If you're stuck, please consider:
For example, you can use the Database Search to search for "Chrome user agents on Android tablets" and you will get many, many results from the database. You can get pretty detailed with your queries too - you can search for specific version numbers, dates they were first seen at, hardware types (general mobile/phone/tablet), software types (bots, browsers, applications, in app browsers etc), operating systems, operating platforms and so on.
In short, the user agent database search will return user agent strings that we've seen on the website or via the API which match your search criteria.
The User Agent Parse is for decoding user agents. It doesn't query the database; when you send a user agent to User Agent Parse, our custom software runs each time and analyses the user agent. It figures out the software (Chrome, Firefox, Safari, Googlebot, or hundreds of other software that we know about), it figures out the operating system, the hardware type, software type, platform, if it's a spammy or weird or dangerous user agent and many other things.
In short, if you're trying to decode a user agent, use the User Agent Parse API. If you need to search for a group of user agents that match certain criteria, use the Search API end point.
It is theoretically possible to try to use the User Agent Database to decode user agents. You would do this by searching for the exact user agent you are trying to decode, and then looking at the parse information that the database has for it. However we really, really don't recommend doing this.
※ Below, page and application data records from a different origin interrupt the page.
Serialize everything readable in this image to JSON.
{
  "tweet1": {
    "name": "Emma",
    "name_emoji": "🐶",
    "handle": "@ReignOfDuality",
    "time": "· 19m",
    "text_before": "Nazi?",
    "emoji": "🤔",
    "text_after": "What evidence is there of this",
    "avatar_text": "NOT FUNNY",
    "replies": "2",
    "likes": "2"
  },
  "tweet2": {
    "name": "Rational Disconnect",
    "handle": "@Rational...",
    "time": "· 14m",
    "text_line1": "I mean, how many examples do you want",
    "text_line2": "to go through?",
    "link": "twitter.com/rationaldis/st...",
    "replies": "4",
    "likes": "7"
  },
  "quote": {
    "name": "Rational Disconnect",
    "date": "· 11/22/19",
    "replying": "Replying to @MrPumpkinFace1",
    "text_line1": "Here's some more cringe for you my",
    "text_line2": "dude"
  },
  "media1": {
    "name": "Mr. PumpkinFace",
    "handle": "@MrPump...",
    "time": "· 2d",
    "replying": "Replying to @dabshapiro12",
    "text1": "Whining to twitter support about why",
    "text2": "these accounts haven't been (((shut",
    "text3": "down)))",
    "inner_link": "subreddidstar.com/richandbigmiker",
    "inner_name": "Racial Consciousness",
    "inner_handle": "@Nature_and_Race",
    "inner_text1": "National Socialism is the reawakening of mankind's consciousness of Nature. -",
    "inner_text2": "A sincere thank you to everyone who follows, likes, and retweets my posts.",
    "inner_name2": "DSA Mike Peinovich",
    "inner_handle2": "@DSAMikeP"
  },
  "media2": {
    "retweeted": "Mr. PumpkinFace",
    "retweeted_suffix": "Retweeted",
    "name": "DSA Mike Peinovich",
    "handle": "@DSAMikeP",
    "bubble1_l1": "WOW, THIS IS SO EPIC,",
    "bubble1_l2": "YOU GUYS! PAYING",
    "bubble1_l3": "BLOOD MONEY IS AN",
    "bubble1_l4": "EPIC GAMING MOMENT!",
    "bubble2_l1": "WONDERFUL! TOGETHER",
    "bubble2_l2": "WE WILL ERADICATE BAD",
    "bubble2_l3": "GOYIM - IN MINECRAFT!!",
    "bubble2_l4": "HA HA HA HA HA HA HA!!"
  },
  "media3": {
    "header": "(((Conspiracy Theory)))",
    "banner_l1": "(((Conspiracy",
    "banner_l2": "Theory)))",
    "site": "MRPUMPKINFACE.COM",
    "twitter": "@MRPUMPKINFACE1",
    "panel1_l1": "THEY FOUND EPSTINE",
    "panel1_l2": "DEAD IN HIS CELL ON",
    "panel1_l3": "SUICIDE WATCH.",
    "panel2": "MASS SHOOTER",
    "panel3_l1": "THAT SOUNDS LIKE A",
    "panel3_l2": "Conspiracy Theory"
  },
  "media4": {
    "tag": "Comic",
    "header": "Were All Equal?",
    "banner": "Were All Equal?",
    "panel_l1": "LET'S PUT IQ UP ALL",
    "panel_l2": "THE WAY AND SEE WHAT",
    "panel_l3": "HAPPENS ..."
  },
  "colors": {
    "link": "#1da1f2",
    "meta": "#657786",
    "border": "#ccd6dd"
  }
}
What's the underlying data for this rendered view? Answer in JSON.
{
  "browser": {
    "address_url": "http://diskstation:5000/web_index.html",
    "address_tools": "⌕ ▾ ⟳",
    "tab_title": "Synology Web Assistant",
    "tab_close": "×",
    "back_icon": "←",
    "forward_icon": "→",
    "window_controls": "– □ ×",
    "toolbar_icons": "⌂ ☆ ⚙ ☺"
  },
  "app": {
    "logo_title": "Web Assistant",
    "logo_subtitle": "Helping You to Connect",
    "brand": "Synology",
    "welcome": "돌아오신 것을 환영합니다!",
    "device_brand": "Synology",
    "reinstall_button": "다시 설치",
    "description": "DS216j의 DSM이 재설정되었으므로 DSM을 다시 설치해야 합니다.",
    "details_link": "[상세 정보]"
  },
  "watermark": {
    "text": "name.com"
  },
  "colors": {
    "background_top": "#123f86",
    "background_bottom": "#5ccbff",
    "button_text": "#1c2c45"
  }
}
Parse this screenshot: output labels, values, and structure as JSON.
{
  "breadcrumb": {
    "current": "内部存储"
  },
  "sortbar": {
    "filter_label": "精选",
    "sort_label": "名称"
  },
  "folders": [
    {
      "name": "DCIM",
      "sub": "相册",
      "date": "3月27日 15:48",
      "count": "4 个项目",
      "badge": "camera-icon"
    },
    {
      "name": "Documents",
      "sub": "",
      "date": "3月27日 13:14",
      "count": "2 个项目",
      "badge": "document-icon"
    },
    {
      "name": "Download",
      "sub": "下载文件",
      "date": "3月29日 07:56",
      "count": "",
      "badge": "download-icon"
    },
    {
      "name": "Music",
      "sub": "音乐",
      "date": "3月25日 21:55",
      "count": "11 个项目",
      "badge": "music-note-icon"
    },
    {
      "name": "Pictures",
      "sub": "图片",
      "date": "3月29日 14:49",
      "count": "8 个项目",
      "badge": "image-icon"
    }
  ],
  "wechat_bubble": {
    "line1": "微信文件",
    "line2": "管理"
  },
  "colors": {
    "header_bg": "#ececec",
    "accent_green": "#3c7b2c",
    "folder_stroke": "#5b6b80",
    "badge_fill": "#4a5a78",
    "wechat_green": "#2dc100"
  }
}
The problem is that the database would need to have the exact same user agent string as the one you are searching for, for it to work. If a single version number fragment in the user agent you are trying to parse is unique, then you won't get a match.
The Parser doesn't have this problem - you can send it unique user agents (eg a pre-release version of Chrome that we've never seen in our systems before and for which we don't have a database record for yet), and it will still parse the user agent correctly and send you a result.
Yes, absolutely! You are welcome to cache the query results from our API to help speed up duplicate queries and to help keep your quota low.
We recommend a cache-time of no more than a few hours, so you've always got the latest "up to date" version checks and version numbers.
It sounds like your system is getting confused by the semi-colons in the user agent you're trying to parse.
For example, if you send this Internet Explorer user agent:
Mozilla/5.0 (compatible; MSIE 9.0; Windows NT 6.1; WOW64; Trident/5.0)
but are not handling the semi colons properly, the user agent gets truncated to just Mozilla/5.0 (compatible. The user agent then (correctly-enough) interprets this user agent as Netscape Navigator.
You can tell when this is happening, as the user agent parse response will include a copy of what it received as the user agent to parse. By looking at it, you should notice that your system isn't sending the user agent properly because it doesn't match what you (thought you) sent through.
We've only heard of this problem on systems using Microsoft C# (and only on Version 1 of the API; where user agents are sent as part of the POST Form Body instead of in the JSON of Version 2). Please look at our sample code for a good starting point.
Every bit of detection for user agent parsing is done deliberately and intentionally; if you have a question about it, then we're happy to explain why it's doing what it's doing. We want you to be satisfied with how it works, and perhaps you've found something that's wrong! Either way, get in touch and we can discuss it.
Yes, if you are a large corporate company and need to get your subscription via a reseller company, get in touch! We are happy to provide arrangements like this.
If you have any questions at all: Sales, Integration, or Trouble-shooting, don't hesitate to get in contact with us.